After removing every image, reproduce the data exactly as it appears.
◆ ◆ ◆ ◆ ◆ ◆ ◆
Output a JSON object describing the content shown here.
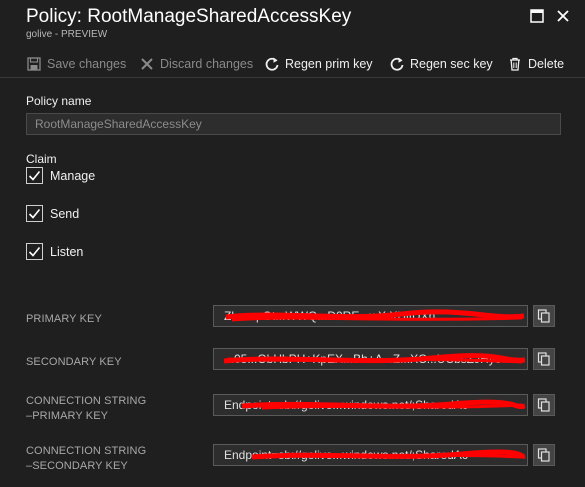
{
  "header": {
    "title": "Policy: RootManageSharedAccessKey",
    "subtitle": "golive - PREVIEW"
  },
  "toolbar": {
    "save_label": "Save changes",
    "discard_label": "Discard changes",
    "regen_prim_label": "Regen prim key",
    "regen_sec_label": "Regen sec key",
    "delete_label": "Delete"
  },
  "policy": {
    "label": "Policy name",
    "value": "RootManageSharedAccessKey"
  },
  "claim": {
    "label": "Claim",
    "items": [
      {
        "label": "Manage",
        "checked": true
      },
      {
        "label": "Send",
        "checked": true
      },
      {
        "label": "Listen",
        "checked": true
      }
    ]
  },
  "keys": {
    "primary_key": {
      "label": "PRIMARY KEY",
      "value": "Zk...wpGt...WWQ...D0RE...wX.XUlIUXn..."
    },
    "secondary_key": {
      "label": "SECONDARY KEY",
      "value": "...05...ObHbPH+KpEX...Bh+A...Z...XC...UCbsZJHyo"
    },
    "conn_primary": {
      "label_line1": "CONNECTION STRING",
      "label_line2": "–PRIMARY KEY",
      "value": "Endpoint=sb://golive...windows.net/;SharedAc"
    },
    "conn_secondary": {
      "label_line1": "CONNECTION STRING",
      "label_line2": "–SECONDARY KEY",
      "value": "Endpoint=sb://golive...windows.net/;SharedAc"
    }
  },
  "colors": {
    "background": "#1f1f1f",
    "redaction": "#ff0000",
    "text": "#f0f0f0",
    "muted": "#8a8a8a"
  }
}
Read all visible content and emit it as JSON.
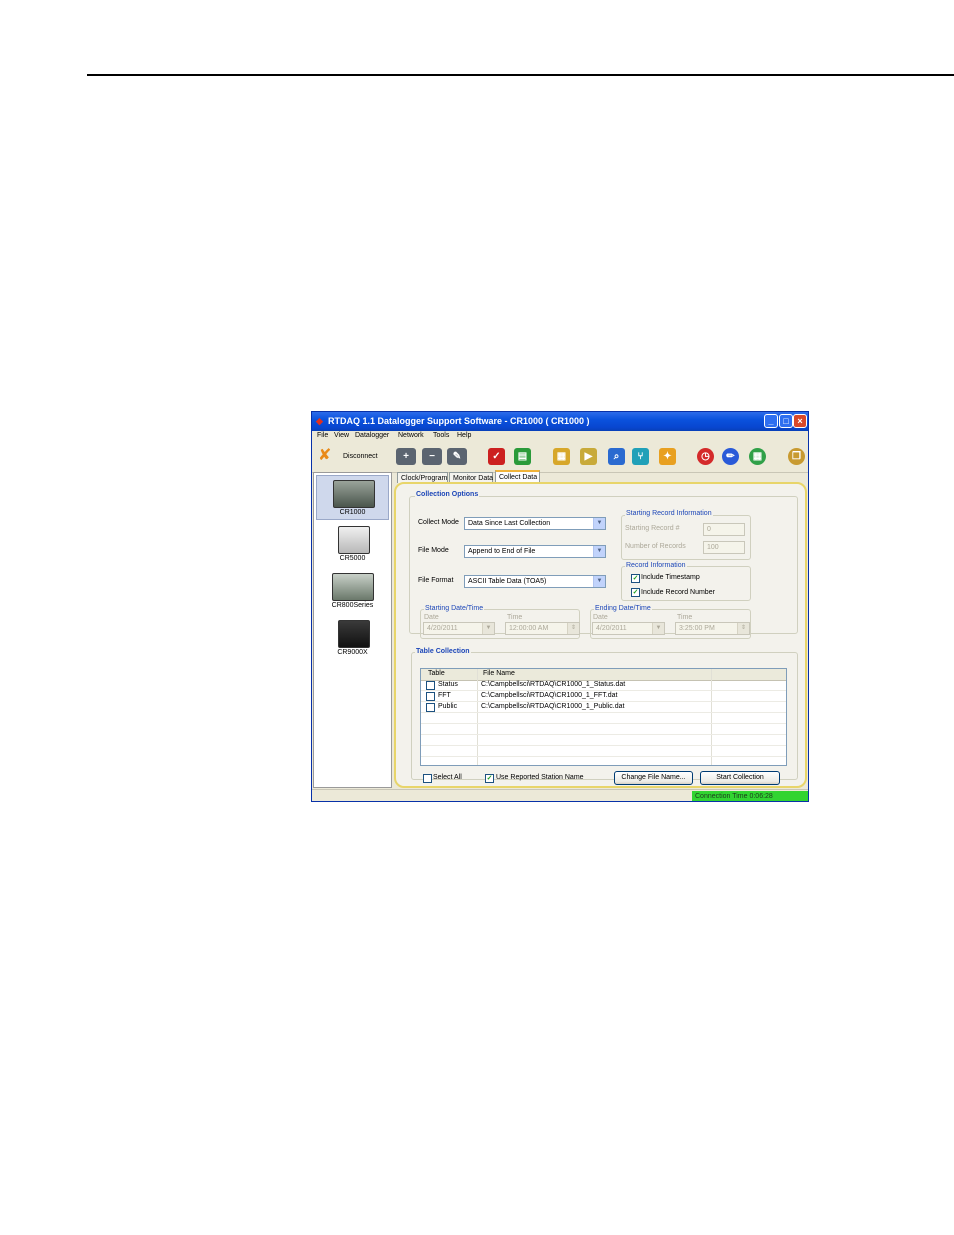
{
  "window": {
    "title": "RTDAQ 1.1 Datalogger Support Software - CR1000 ( CR1000 )",
    "title_controls": [
      "_",
      "□",
      "×"
    ]
  },
  "menu": [
    "File",
    "View",
    "Datalogger",
    "Network",
    "Tools",
    "Help"
  ],
  "toolbar": {
    "disconnect_label": "Disconnect",
    "icons": [
      "add-station-icon",
      "remove-station-icon",
      "edit-station-icon",
      "checklist-icon",
      "document-icon",
      "chart-icon",
      "run-program-icon",
      "find-icon",
      "network-icon",
      "clear-icon",
      "stop-icon",
      "pencil-icon",
      "calculator-icon",
      "window-icon"
    ]
  },
  "devices": [
    {
      "name": "CR1000",
      "selected": true
    },
    {
      "name": "CR5000",
      "selected": false
    },
    {
      "name": "CR800Series",
      "selected": false
    },
    {
      "name": "CR9000X",
      "selected": false
    }
  ],
  "tabs": [
    "Clock/Program",
    "Monitor Data",
    "Collect Data"
  ],
  "collection_options": {
    "title": "Collection Options",
    "collect_mode_label": "Collect Mode",
    "collect_mode_value": "Data Since Last Collection",
    "file_mode_label": "File Mode",
    "file_mode_value": "Append to End of File",
    "file_format_label": "File Format",
    "file_format_value": "ASCII Table Data (TOA5)"
  },
  "starting_record": {
    "title": "Starting Record Information",
    "starting_record_label": "Starting Record #",
    "starting_record_value": "0",
    "number_records_label": "Number of Records",
    "number_records_value": "100"
  },
  "record_information": {
    "title": "Record Information",
    "include_timestamp": "Include Timestamp",
    "include_record_number": "Include Record Number"
  },
  "starting_datetime": {
    "title": "Starting Date/Time",
    "date_label": "Date",
    "date_value": "4/20/2011",
    "time_label": "Time",
    "time_value": "12:00:00 AM"
  },
  "ending_datetime": {
    "title": "Ending Date/Time",
    "date_label": "Date",
    "date_value": "4/20/2011",
    "time_label": "Time",
    "time_value": "3:25:00 PM"
  },
  "table_collection": {
    "title": "Table Collection",
    "columns": [
      "Table",
      "File Name"
    ],
    "rows": [
      {
        "table": "Status",
        "file": "C:\\Campbellsci\\RTDAQ\\CR1000_1_Status.dat"
      },
      {
        "table": "FFT",
        "file": "C:\\Campbellsci\\RTDAQ\\CR1000_1_FFT.dat"
      },
      {
        "table": "Public",
        "file": "C:\\Campbellsci\\RTDAQ\\CR1000_1_Public.dat"
      }
    ]
  },
  "bottom": {
    "select_all": "Select All",
    "use_reported_station_name": "Use Reported Station Name",
    "change_file_name": "Change File Name...",
    "start_collection": "Start Collection"
  },
  "status": {
    "connection_time": "Connection Time 0:06:28"
  },
  "colors": {
    "title_bar": "#0a52dd",
    "connection_status": "#31d431",
    "group_label": "#1d47b8",
    "panel_border": "#e8d56a"
  }
}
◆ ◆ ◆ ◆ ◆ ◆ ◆
• **SOLUTION TO THIS PROBLEM**
Output a JSON object describing the content shown here.
{
  "header": {
    "title": "Policy: RootManageSharedAccessKey",
    "subtitle": "golive - PREVIEW"
  },
  "toolbar": {
    "save_label": "Save changes",
    "discard_label": "Discard changes",
    "regen_prim_label": "Regen prim key",
    "regen_sec_label": "Regen sec key",
    "delete_label": "Delete"
  },
  "policy": {
    "label": "Policy name",
    "value": "RootManageSharedAccessKey"
  },
  "claim": {
    "label": "Claim",
    "items": [
      {
        "label": "Manage",
        "checked": true
      },
      {
        "label": "Send",
        "checked": true
      },
      {
        "label": "Listen",
        "checked": true
      }
    ]
  },
  "keys": {
    "primary_key": {
      "label": "PRIMARY KEY",
      "value": "Zk...wpGt...WWQ...D0RE...wX.XUlIUXn..."
    },
    "secondary_key": {
      "label": "SECONDARY KEY",
      "value": "...05...ObHbPH+KpEX...Bh+A...Z...XC...UCbsZJHyo"
    },
    "conn_primary": {
      "label_line1": "CONNECTION STRING",
      "label_line2": "–PRIMARY KEY",
      "value": "Endpoint=sb://golive...windows.net/;SharedAc"
    },
    "conn_secondary": {
      "label_line1": "CONNECTION STRING",
      "label_line2": "–SECONDARY KEY",
      "value": "Endpoint=sb://golive...windows.net/;SharedAc"
    }
  },
  "colors": {
    "background": "#1f1f1f",
    "redaction": "#ff0000",
    "text": "#f0f0f0",
    "muted": "#8a8a8a"
  }
}
Read all visible content and emit it as JSON.
{
  "window": {
    "title": "RTDAQ 1.1 Datalogger Support Software - CR1000 ( CR1000 )",
    "title_controls": [
      "_",
      "□",
      "×"
    ]
  },
  "menu": [
    "File",
    "View",
    "Datalogger",
    "Network",
    "Tools",
    "Help"
  ],
  "toolbar": {
    "disconnect_label": "Disconnect",
    "icons": [
      "add-station-icon",
      "remove-station-icon",
      "edit-station-icon",
      "checklist-icon",
      "document-icon",
      "chart-icon",
      "run-program-icon",
      "find-icon",
      "network-icon",
      "clear-icon",
      "stop-icon",
      "pencil-icon",
      "calculator-icon",
      "window-icon"
    ]
  },
  "devices": [
    {
      "name": "CR1000",
      "selected": true
    },
    {
      "name": "CR5000",
      "selected": false
    },
    {
      "name": "CR800Series",
      "selected": false
    },
    {
      "name": "CR9000X",
      "selected": false
    }
  ],
  "tabs": [
    "Clock/Program",
    "Monitor Data",
    "Collect Data"
  ],
  "collection_options": {
    "title": "Collection Options",
    "collect_mode_label": "Collect Mode",
    "collect_mode_value": "Data Since Last Collection",
    "file_mode_label": "File Mode",
    "file_mode_value": "Append to End of File",
    "file_format_label": "File Format",
    "file_format_value": "ASCII Table Data (TOA5)"
  },
  "starting_record": {
    "title": "Starting Record Information",
    "starting_record_label": "Starting Record #",
    "starting_record_value": "0",
    "number_records_label": "Number of Records",
    "number_records_value": "100"
  },
  "record_information": {
    "title": "Record Information",
    "include_timestamp": "Include Timestamp",
    "include_record_number": "Include Record Number"
  },
  "starting_datetime": {
    "title": "Starting Date/Time",
    "date_label": "Date",
    "date_value": "4/20/2011",
    "time_label": "Time",
    "time_value": "12:00:00 AM"
  },
  "ending_datetime": {
    "title": "Ending Date/Time",
    "date_label": "Date",
    "date_value": "4/20/2011",
    "time_label": "Time",
    "time_value": "3:25:00 PM"
  },
  "table_collection": {
    "title": "Table Collection",
    "columns": [
      "Table",
      "File Name"
    ],
    "rows": [
      {
        "table": "Status",
        "file": "C:\\Campbellsci\\RTDAQ\\CR1000_1_Status.dat"
      },
      {
        "table": "FFT",
        "file": "C:\\Campbellsci\\RTDAQ\\CR1000_1_FFT.dat"
      },
      {
        "table": "Public",
        "file": "C:\\Campbellsci\\RTDAQ\\CR1000_1_Public.dat"
      }
    ]
  },
  "bottom": {
    "select_all": "Select All",
    "use_reported_station_name": "Use Reported Station Name",
    "change_file_name": "Change File Name...",
    "start_collection": "Start Collection"
  },
  "status": {
    "connection_time": "Connection Time 0:06:28"
  },
  "colors": {
    "title_bar": "#0a52dd",
    "connection_status": "#31d431",
    "group_label": "#1d47b8",
    "panel_border": "#e8d56a"
  }
}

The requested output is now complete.